If using basil as a tarragon replacement, it is recommended to use fresh basil because it has a stronger taste and aroma. Be sure to thinly slice the basil to be most like the thin tarragon leaves.
Because of basil’s versatility, it can be used in any recipe that calls for tarragon.
Use 2 teaspoons of fresh basil for every 1 tablespoon of fresh tarragon. When using dried basil, substitute for tarragon in a 2 to 1 ratio.
Also known as wild celery or garden celery, angelica tastes like celery with a hint of licorice.
A member of the parsley family, angelica has a taste similar to that of fennel and dill. It has a sweet and earthy flavor.
Angelica has traditionally been used in cake decorating and for flavoring candy and liqueur.
You can replace angelica for tarragon in soups and stews, salads, and seafood.
A disadvantage of angelica is that it is not as widely available and it may not be available in your local grocery store.
You can substitute angelica for fresh tarragon in a 1 to 1 ratio.
Sharing that distinct licorice flavor, anise seed can be used interchangeably to replace tarragon and can be an excellent substitute in certain recipes.
Substitute anise seed for tarragon in a 1 to 1 ratio. Use less if you prefer a milder flavor.
Fennel seeds should be used in a different ratio than fennel fronds because the seeds have a much stronger licorice flavor than the fronds.
Fennel and anise seeds are so similar they are often confused, but anise seed is slightly smaller than fennel seed.
Use a 1 to 3 ratio when substituting fennel seed for tarragon.
Marjoram is a sweet and spicy Mediterranean herb.
Earthy and aromatic, it has notes of peppermint, ginger, cardamom, citronella, and lavender.
The main difference between marjoram and tarragon is the lack of licorice taste or smell in marjoram.
It has been compared to oregano, but marjoram has a slight sweetness similar to cinnamon or nutmeg. Because of this, it is not the best substitute for tarragon in savory sauces.
Marjoram works well in meat dishes containing chicken, beef, or sausage. It can also be used in curry dishes.
Use a 1 to 1 ratio when substituting marjoram for tarragon.
The delicate herb essence that oregano adds to dishes works in the same way as tarragon.
Oregano adds a hint of pepper and heat that tarragon lacks.
The main difference between the two is that oregano has a bitter flavor that can be intense in its dried form. Use fresh oregano in order to avoid this.
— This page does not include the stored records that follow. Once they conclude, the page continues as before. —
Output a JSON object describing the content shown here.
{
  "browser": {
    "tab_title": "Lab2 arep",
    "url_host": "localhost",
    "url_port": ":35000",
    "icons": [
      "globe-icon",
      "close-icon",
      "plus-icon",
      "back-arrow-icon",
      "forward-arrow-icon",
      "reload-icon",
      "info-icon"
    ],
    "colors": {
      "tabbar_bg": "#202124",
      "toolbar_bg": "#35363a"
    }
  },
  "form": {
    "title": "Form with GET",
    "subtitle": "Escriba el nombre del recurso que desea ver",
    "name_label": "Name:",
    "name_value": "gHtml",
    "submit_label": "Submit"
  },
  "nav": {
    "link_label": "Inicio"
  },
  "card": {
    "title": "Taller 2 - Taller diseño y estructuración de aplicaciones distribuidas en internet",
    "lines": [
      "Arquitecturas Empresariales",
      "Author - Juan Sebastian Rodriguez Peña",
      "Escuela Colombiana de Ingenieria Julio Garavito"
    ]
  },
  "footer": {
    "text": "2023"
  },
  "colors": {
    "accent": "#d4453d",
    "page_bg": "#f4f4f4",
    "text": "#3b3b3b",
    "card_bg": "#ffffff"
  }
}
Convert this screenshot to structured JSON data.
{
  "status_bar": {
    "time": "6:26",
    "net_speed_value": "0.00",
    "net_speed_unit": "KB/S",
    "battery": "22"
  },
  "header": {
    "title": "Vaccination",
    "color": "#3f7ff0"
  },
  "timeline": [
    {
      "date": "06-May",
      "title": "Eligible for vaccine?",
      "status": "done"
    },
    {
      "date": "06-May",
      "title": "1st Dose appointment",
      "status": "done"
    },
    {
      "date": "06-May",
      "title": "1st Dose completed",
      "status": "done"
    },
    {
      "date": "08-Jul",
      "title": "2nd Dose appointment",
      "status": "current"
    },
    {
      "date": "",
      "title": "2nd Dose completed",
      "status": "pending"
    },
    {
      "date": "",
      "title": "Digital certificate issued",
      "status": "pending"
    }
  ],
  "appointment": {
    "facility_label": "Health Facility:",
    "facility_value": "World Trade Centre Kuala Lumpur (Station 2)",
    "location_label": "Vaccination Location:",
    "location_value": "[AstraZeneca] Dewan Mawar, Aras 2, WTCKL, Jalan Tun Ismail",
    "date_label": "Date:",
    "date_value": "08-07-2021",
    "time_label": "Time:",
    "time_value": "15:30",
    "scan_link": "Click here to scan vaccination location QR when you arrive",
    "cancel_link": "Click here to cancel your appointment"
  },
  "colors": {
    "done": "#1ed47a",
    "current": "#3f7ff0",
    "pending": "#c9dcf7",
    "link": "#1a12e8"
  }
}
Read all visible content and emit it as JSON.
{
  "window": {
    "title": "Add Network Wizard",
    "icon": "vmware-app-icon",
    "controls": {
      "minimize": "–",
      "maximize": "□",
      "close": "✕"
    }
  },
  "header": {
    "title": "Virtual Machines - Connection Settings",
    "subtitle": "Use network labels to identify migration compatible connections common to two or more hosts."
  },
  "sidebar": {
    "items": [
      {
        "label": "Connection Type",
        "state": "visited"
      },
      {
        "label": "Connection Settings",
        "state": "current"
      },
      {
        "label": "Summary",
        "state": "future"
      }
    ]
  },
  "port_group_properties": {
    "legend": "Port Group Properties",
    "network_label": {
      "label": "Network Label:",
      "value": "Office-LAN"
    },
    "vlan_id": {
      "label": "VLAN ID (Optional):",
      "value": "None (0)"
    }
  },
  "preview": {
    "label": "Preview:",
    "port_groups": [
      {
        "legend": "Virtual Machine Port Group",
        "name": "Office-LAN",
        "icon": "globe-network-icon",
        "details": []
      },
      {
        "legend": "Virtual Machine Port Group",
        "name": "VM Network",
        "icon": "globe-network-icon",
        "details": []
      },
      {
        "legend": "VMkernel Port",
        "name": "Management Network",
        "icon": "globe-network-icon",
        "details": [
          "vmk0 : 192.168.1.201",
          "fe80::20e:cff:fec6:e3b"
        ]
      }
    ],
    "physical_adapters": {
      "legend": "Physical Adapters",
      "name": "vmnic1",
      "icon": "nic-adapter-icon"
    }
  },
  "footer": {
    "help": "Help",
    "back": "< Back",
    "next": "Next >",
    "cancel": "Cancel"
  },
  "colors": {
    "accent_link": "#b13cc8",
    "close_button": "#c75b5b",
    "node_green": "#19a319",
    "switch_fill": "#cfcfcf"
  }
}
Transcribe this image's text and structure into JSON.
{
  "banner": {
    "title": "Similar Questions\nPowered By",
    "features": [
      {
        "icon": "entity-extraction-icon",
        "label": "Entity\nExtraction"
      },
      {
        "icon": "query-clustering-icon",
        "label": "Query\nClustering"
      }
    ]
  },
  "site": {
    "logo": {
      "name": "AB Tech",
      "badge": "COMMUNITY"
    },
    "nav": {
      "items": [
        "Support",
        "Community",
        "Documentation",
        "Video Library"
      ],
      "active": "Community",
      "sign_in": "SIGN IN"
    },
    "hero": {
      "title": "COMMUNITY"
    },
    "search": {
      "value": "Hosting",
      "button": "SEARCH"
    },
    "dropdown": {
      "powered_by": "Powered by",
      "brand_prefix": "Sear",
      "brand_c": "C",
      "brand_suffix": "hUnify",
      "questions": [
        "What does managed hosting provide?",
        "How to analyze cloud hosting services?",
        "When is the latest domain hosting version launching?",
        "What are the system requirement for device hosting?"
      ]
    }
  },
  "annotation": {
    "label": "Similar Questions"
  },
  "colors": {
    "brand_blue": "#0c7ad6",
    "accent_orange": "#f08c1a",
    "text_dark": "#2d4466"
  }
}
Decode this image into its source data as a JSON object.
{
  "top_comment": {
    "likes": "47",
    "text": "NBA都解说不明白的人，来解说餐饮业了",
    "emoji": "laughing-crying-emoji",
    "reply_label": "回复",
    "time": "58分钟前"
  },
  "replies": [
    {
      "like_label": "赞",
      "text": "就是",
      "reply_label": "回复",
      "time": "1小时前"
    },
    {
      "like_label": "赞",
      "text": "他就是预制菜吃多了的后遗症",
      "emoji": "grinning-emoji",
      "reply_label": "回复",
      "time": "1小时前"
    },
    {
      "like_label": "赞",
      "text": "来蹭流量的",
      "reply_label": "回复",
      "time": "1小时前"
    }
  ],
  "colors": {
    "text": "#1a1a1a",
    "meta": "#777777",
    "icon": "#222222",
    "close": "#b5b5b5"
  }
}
The aromatic flavor of oregano makes it a good substitute for tarragon when sprinkled over salads, soups, and meats.
Oregano can be used in the place of tarragon in a 1 to 1 ratio.
Related to tarragon, rosemary also belongs to the sunflower family. It is known for the taste and scent that it adds to recipes.
Known to boost the aroma of dishes, rosemary has a peppery and balsamic flavor with an earthy and woody aftertaste.
Rosemary can be used in soups and stews that call for tarragon. It pairs well with chicken, lamb, and vegetable dishes.
Rosemary can be used as a tarragon alternative in a 1 to 1 ratio.
Dill makes a good alternative for tarragon without the licorice flavor or smell.
It has a bittersweet taste and different flavor profile than tarragon, but can be used if you have it on hand.
Dill makes a good choice for meat and seafood dishes.
In order to substitute dill for dried tarragon, use a 1 to 1 ratio.
Tarragon’s unique flavor profile makes it a great addition to a wide variety of dishes. Because of its combination of tastes, it can be easily replaced with another herb.
Whether your recipe calls for fresh tarragon or dried tarragon, use this list to find an alternative that will best fit your recipe.
Do you have any other tried and true substitution recommendations? Please let me know in the comments!